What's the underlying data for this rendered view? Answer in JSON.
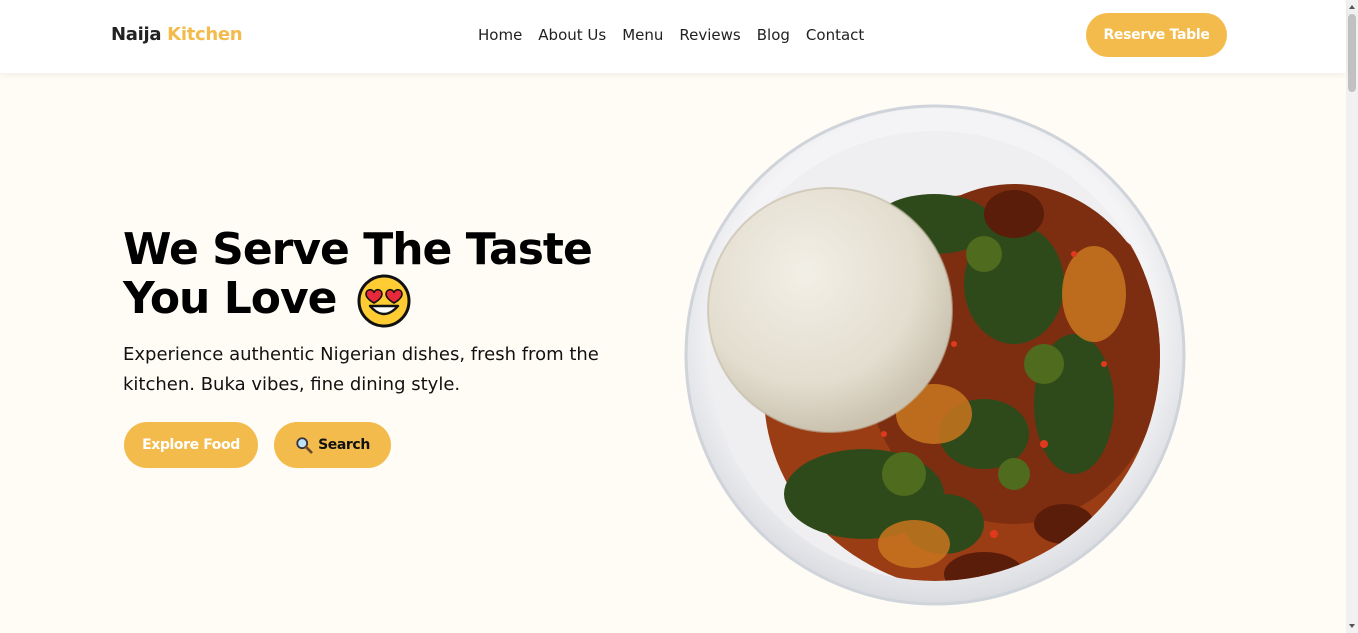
{
  "brand": {
    "name_part1": "Naija",
    "name_part2": "Kitchen",
    "accent_color": "#f3bb4c"
  },
  "nav": {
    "items": [
      {
        "label": "Home"
      },
      {
        "label": "About Us"
      },
      {
        "label": "Menu"
      },
      {
        "label": "Reviews"
      },
      {
        "label": "Blog"
      },
      {
        "label": "Contact"
      }
    ],
    "reserve_label": "Reserve Table"
  },
  "hero": {
    "title_line1": "We Serve The Taste",
    "title_line2": "You Love",
    "emoji_icon": "heart-eyes-emoji-icon",
    "subtitle": "Experience authentic Nigerian dishes, fresh from the kitchen. Buka vibes, fine dining style.",
    "explore_label": "Explore Food",
    "search_label": "Search",
    "search_icon": "magnifier-icon",
    "image_subject": "pounded yam with vegetable soup bowl"
  },
  "colors": {
    "background": "#fffbf5",
    "button": "#f3bb4c"
  }
}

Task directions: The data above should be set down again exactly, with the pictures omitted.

Completed task:
What's the underlying data for this rendered view? Answer in JSON.
{
  "brand": {
    "name_part1": "Naija",
    "name_part2": "Kitchen",
    "accent_color": "#f3bb4c"
  },
  "nav": {
    "items": [
      {
        "label": "Home"
      },
      {
        "label": "About Us"
      },
      {
        "label": "Menu"
      },
      {
        "label": "Reviews"
      },
      {
        "label": "Blog"
      },
      {
        "label": "Contact"
      }
    ],
    "reserve_label": "Reserve Table"
  },
  "hero": {
    "title_line1": "We Serve The Taste",
    "title_line2": "You Love",
    "emoji_icon": "heart-eyes-emoji-icon",
    "subtitle": "Experience authentic Nigerian dishes, fresh from the kitchen. Buka vibes, fine dining style.",
    "explore_label": "Explore Food",
    "search_label": "Search",
    "search_icon": "magnifier-icon",
    "image_subject": "pounded yam with vegetable soup bowl"
  },
  "colors": {
    "background": "#fffbf5",
    "button": "#f3bb4c"
  }
}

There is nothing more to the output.